▶ _EXERCISE_
Every line of the records that holds the word "interhost" should be copied out.

▶ _INFORMATION SUPPLIED_
· · · · ·

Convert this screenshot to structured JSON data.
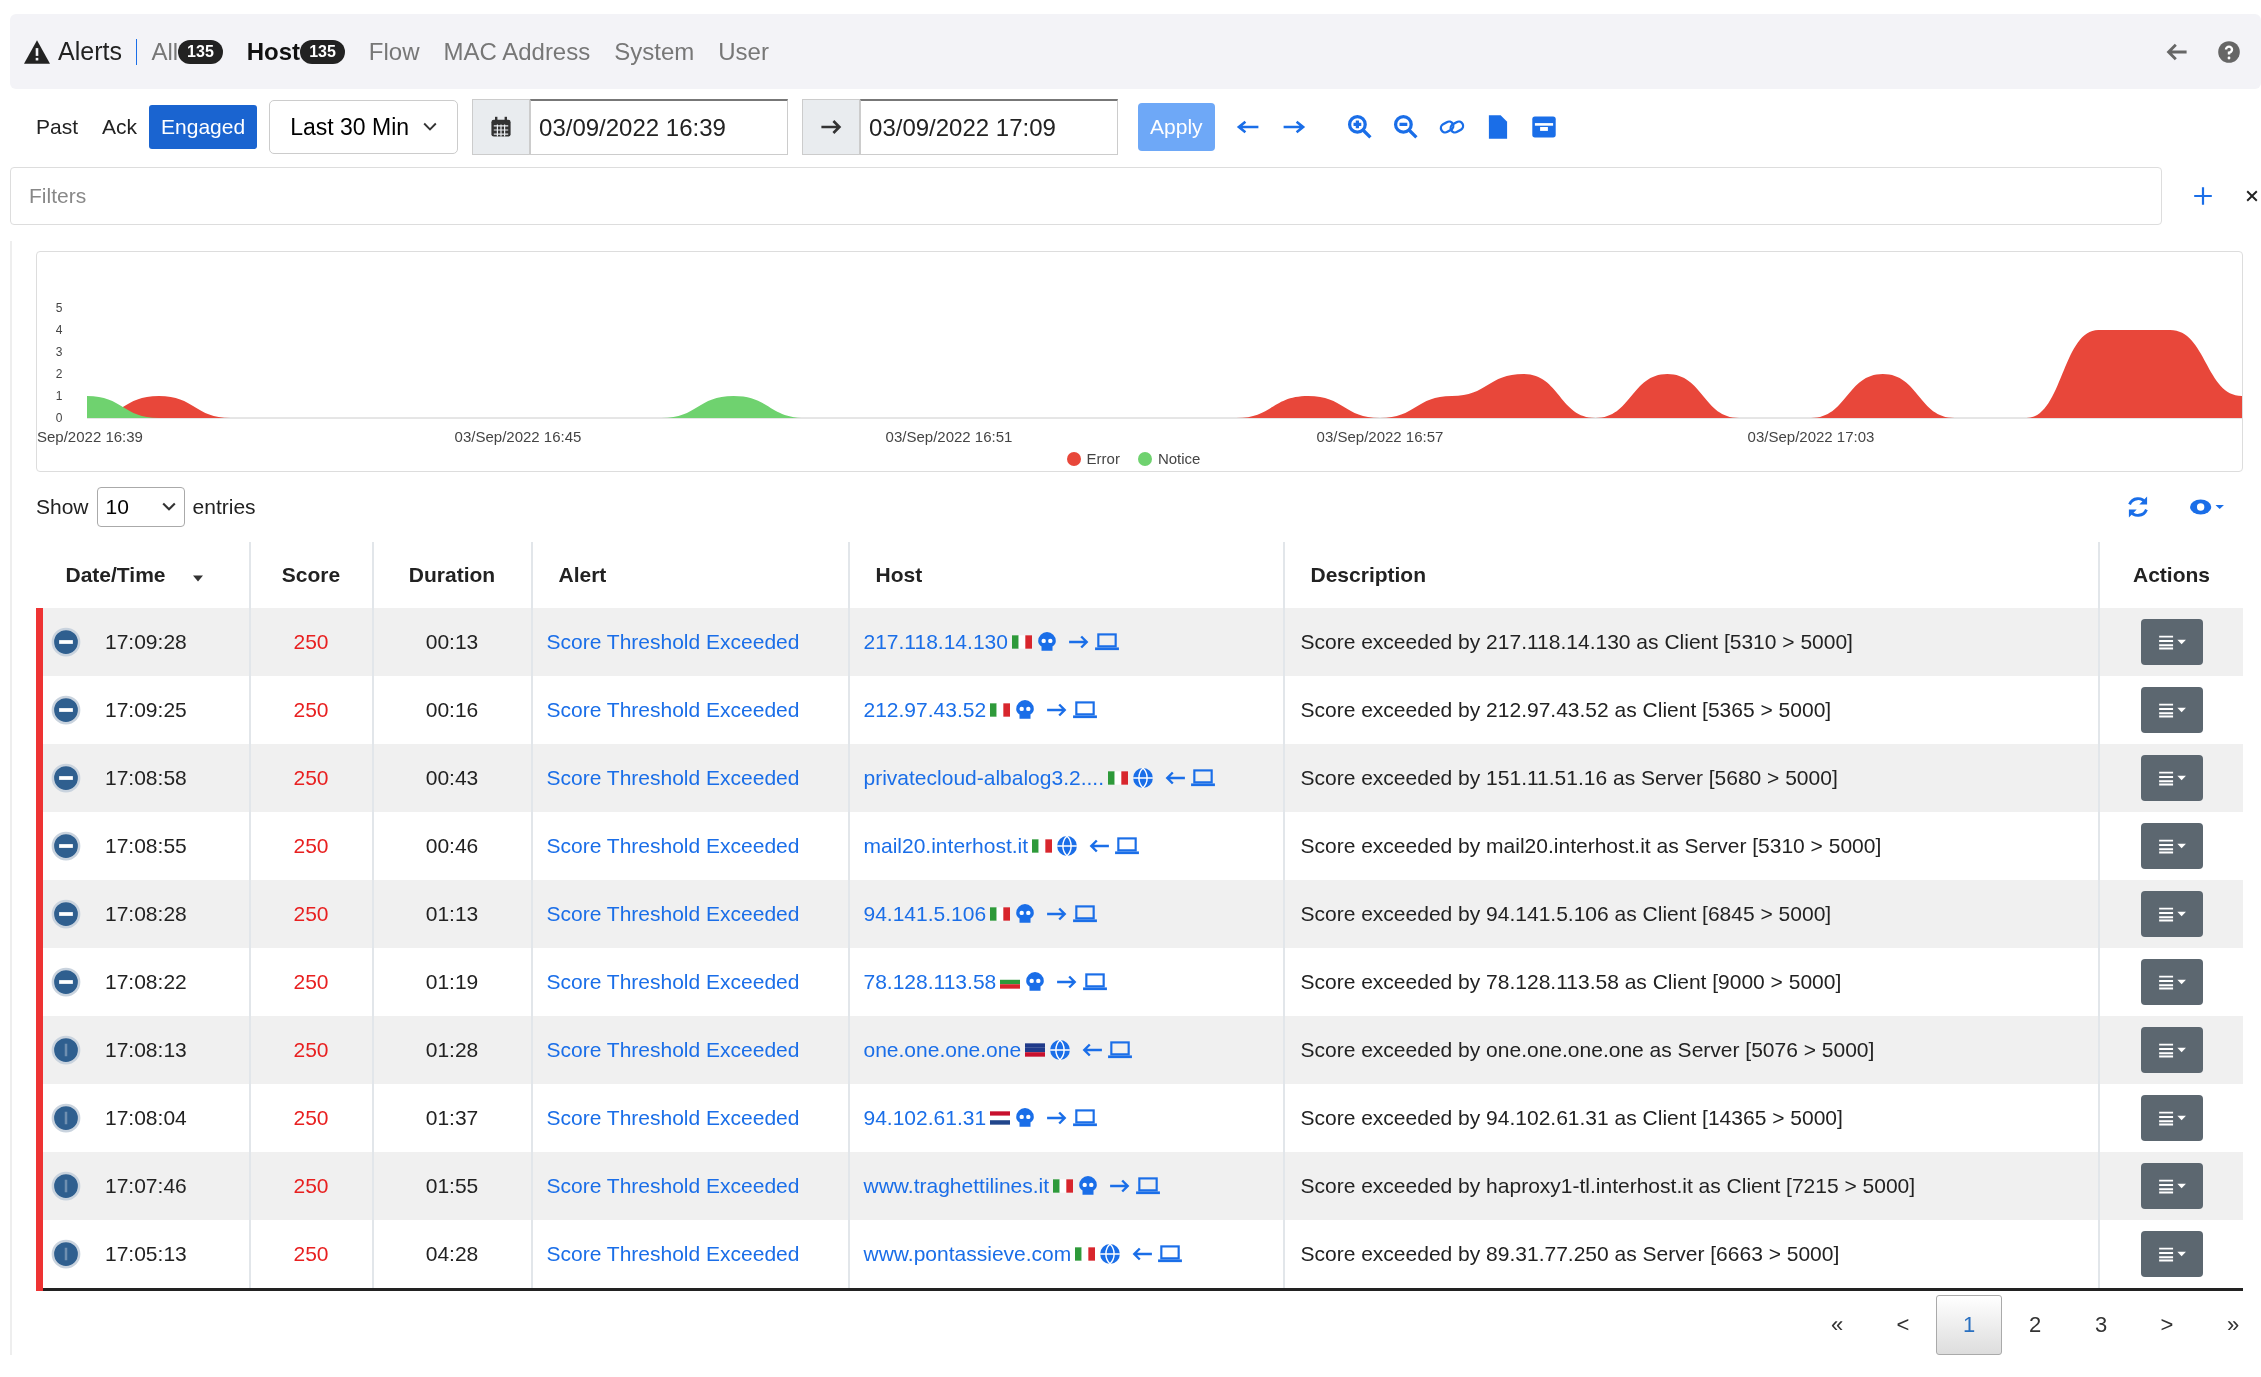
{
  "nav": {
    "title": "Alerts",
    "tabs": [
      {
        "label": "All",
        "count": "135",
        "selected": false
      },
      {
        "label": "Host",
        "count": "135",
        "selected": true
      },
      {
        "label": "Flow",
        "selected": false
      },
      {
        "label": "MAC Address",
        "selected": false
      },
      {
        "label": "System",
        "selected": false
      },
      {
        "label": "User",
        "selected": false
      }
    ]
  },
  "toolbar": {
    "status_tabs": [
      {
        "label": "Past",
        "selected": false
      },
      {
        "label": "Ack",
        "selected": false
      },
      {
        "label": "Engaged",
        "selected": true
      }
    ],
    "range": "Last 30 Min",
    "from": "03/09/2022 16:39",
    "to": "03/09/2022 17:09",
    "apply": "Apply"
  },
  "filters": {
    "placeholder": "Filters"
  },
  "chart": {
    "chart_data": {
      "type": "area",
      "categories": [
        "Sep/2022 16:39",
        null,
        null,
        null,
        null,
        null,
        "03/Sep/2022 16:45",
        null,
        null,
        null,
        null,
        null,
        "03/Sep/2022 16:51",
        null,
        null,
        null,
        null,
        null,
        "03/Sep/2022 16:57",
        null,
        null,
        null,
        null,
        null,
        "03/Sep/2022 17:03",
        null,
        null,
        null,
        null,
        null,
        null
      ],
      "yticks": [
        0,
        1,
        2,
        3,
        4,
        5
      ],
      "ylim": [
        0,
        5
      ],
      "legend": "bottom",
      "series": [
        {
          "name": "Error",
          "color": "#e8473a",
          "values": [
            0,
            1,
            0,
            0,
            0,
            0,
            0,
            0,
            0,
            0,
            0,
            0,
            0,
            0,
            0,
            0,
            0,
            1,
            0,
            1,
            2,
            0,
            2,
            0,
            0,
            2,
            0,
            0,
            4,
            4,
            1
          ]
        },
        {
          "name": "Notice",
          "color": "#6fd26f",
          "values": [
            1,
            0,
            0,
            0,
            0,
            0,
            0,
            0,
            0,
            1,
            0,
            0,
            0,
            0,
            0,
            0,
            0,
            0,
            0,
            0,
            0,
            0,
            0,
            0,
            0,
            0,
            0,
            0,
            0,
            0,
            0
          ]
        }
      ]
    }
  },
  "table": {
    "show_label": "Show",
    "page_size": "10",
    "entries_label": "entries",
    "columns": [
      "Date/Time",
      "Score",
      "Duration",
      "Alert",
      "Host",
      "Description",
      "Actions"
    ],
    "rows": [
      {
        "status": {
          "kind": "minus"
        },
        "time": "17:09:28",
        "score": "250",
        "duration": "00:13",
        "alert": "Score Threshold Exceeded",
        "host": "217.118.14.130",
        "flag": {
          "kind": "it"
        },
        "peer": {
          "kind": "skull"
        },
        "arrow": {
          "kind": "right"
        },
        "description": "Score exceeded by 217.118.14.130 as Client [5310 > 5000]"
      },
      {
        "status": {
          "kind": "minus"
        },
        "time": "17:09:25",
        "score": "250",
        "duration": "00:16",
        "alert": "Score Threshold Exceeded",
        "host": "212.97.43.52",
        "flag": {
          "kind": "it"
        },
        "peer": {
          "kind": "skull"
        },
        "arrow": {
          "kind": "right"
        },
        "description": "Score exceeded by 212.97.43.52 as Client [5365 > 5000]"
      },
      {
        "status": {
          "kind": "minus"
        },
        "time": "17:08:58",
        "score": "250",
        "duration": "00:43",
        "alert": "Score Threshold Exceeded",
        "host": "privatecloud-albalog3.2....",
        "flag": {
          "kind": "it"
        },
        "peer": {
          "kind": "globe"
        },
        "arrow": {
          "kind": "left"
        },
        "description": "Score exceeded by 151.11.51.16 as Server [5680 > 5000]"
      },
      {
        "status": {
          "kind": "minus"
        },
        "time": "17:08:55",
        "score": "250",
        "duration": "00:46",
        "alert": "Score Threshold Exceeded",
        "host": "mail20.interhost.it",
        "flag": {
          "kind": "it"
        },
        "peer": {
          "kind": "globe"
        },
        "arrow": {
          "kind": "left"
        },
        "description": "Score exceeded by mail20.interhost.it as Server [5310 > 5000]"
      },
      {
        "status": {
          "kind": "minus"
        },
        "time": "17:08:28",
        "score": "250",
        "duration": "01:13",
        "alert": "Score Threshold Exceeded",
        "host": "94.141.5.106",
        "flag": {
          "kind": "it"
        },
        "peer": {
          "kind": "skull"
        },
        "arrow": {
          "kind": "right"
        },
        "description": "Score exceeded by 94.141.5.106 as Client [6845 > 5000]"
      },
      {
        "status": {
          "kind": "minus"
        },
        "time": "17:08:22",
        "score": "250",
        "duration": "01:19",
        "alert": "Score Threshold Exceeded",
        "host": "78.128.113.58",
        "flag": {
          "kind": "bg"
        },
        "peer": {
          "kind": "skull"
        },
        "arrow": {
          "kind": "right"
        },
        "description": "Score exceeded by 78.128.113.58 as Client [9000 > 5000]"
      },
      {
        "status": {
          "kind": "dot"
        },
        "time": "17:08:13",
        "score": "250",
        "duration": "01:28",
        "alert": "Score Threshold Exceeded",
        "host": "one.one.one.one",
        "flag": {
          "kind": "au"
        },
        "peer": {
          "kind": "globe"
        },
        "arrow": {
          "kind": "left"
        },
        "description": "Score exceeded by one.one.one.one as Server [5076 > 5000]"
      },
      {
        "status": {
          "kind": "dot"
        },
        "time": "17:08:04",
        "score": "250",
        "duration": "01:37",
        "alert": "Score Threshold Exceeded",
        "host": "94.102.61.31",
        "flag": {
          "kind": "nl"
        },
        "peer": {
          "kind": "skull"
        },
        "arrow": {
          "kind": "right"
        },
        "description": "Score exceeded by 94.102.61.31 as Client [14365 > 5000]"
      },
      {
        "status": {
          "kind": "dot"
        },
        "time": "17:07:46",
        "score": "250",
        "duration": "01:55",
        "alert": "Score Threshold Exceeded",
        "host": "www.traghettilines.it",
        "flag": {
          "kind": "it"
        },
        "peer": {
          "kind": "skull"
        },
        "arrow": {
          "kind": "right"
        },
        "description": "Score exceeded by haproxy1-tl.interhost.it as Client [7215 > 5000]"
      },
      {
        "status": {
          "kind": "dot"
        },
        "time": "17:05:13",
        "score": "250",
        "duration": "04:28",
        "alert": "Score Threshold Exceeded",
        "host": "www.pontassieve.com",
        "flag": {
          "kind": "it"
        },
        "peer": {
          "kind": "globe"
        },
        "arrow": {
          "kind": "left"
        },
        "description": "Score exceeded by 89.31.77.250 as Server [6663 > 5000]"
      }
    ],
    "pagination": [
      {
        "label": "«",
        "selected": false
      },
      {
        "label": "<",
        "selected": false
      },
      {
        "label": "1",
        "selected": true
      },
      {
        "label": "2",
        "selected": false
      },
      {
        "label": "3",
        "selected": false
      },
      {
        "label": ">",
        "selected": false
      },
      {
        "label": "»",
        "selected": false
      }
    ]
  }
}
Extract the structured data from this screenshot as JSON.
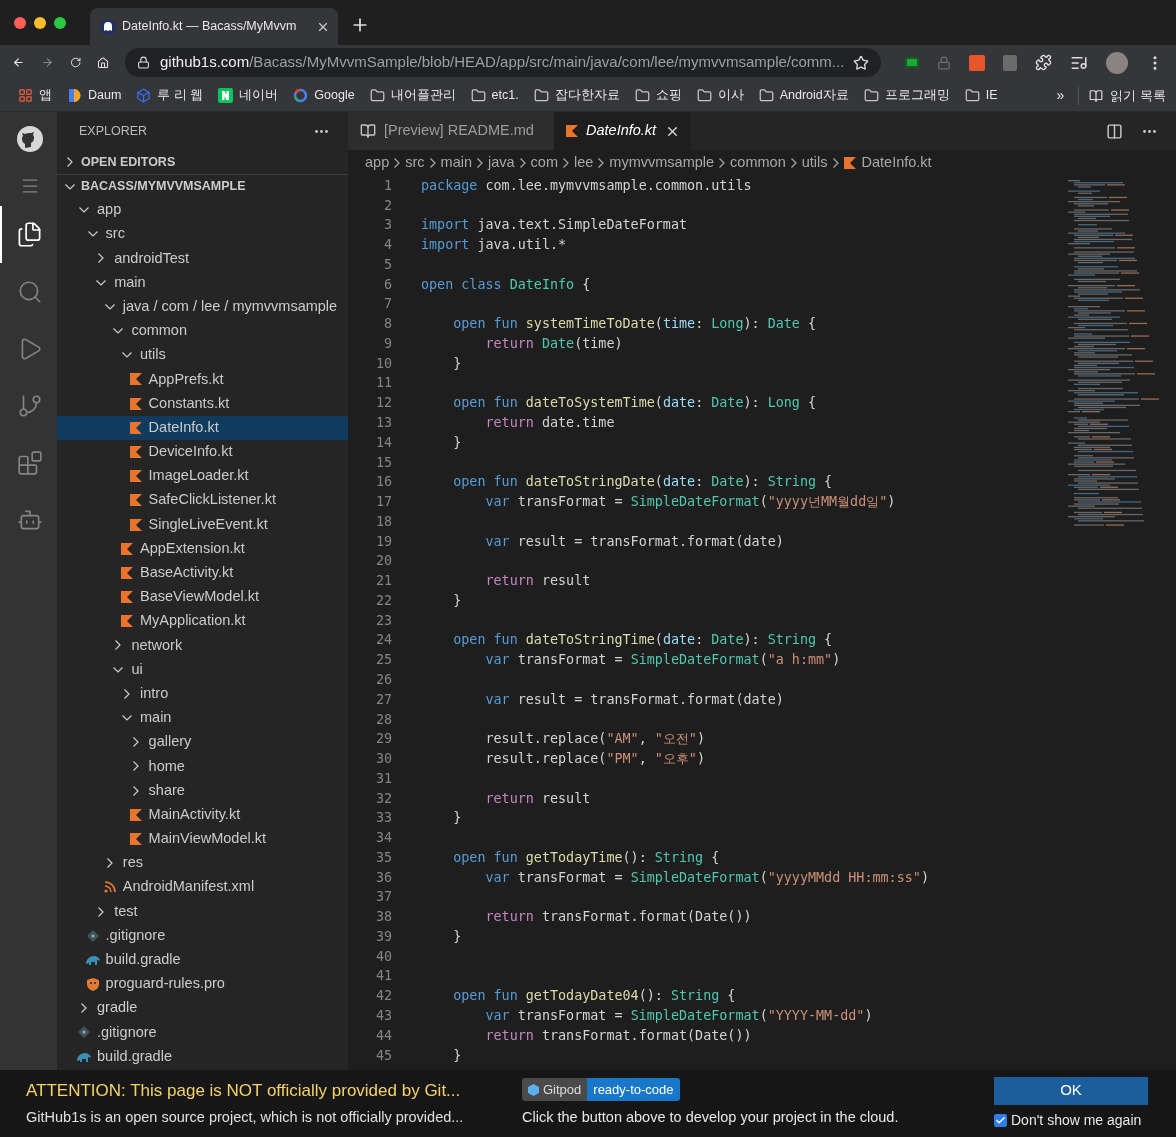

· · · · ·

▶ _WRITTEN ANSWER_
        "host": "mail20.interhost.it",
        "description": "Score exceeded by mail20.interhost.it as Server [5310 > 5000]"
        "description": "Score exceeded by haproxy1-tl.interhost.it as Client [7215 > 5000]"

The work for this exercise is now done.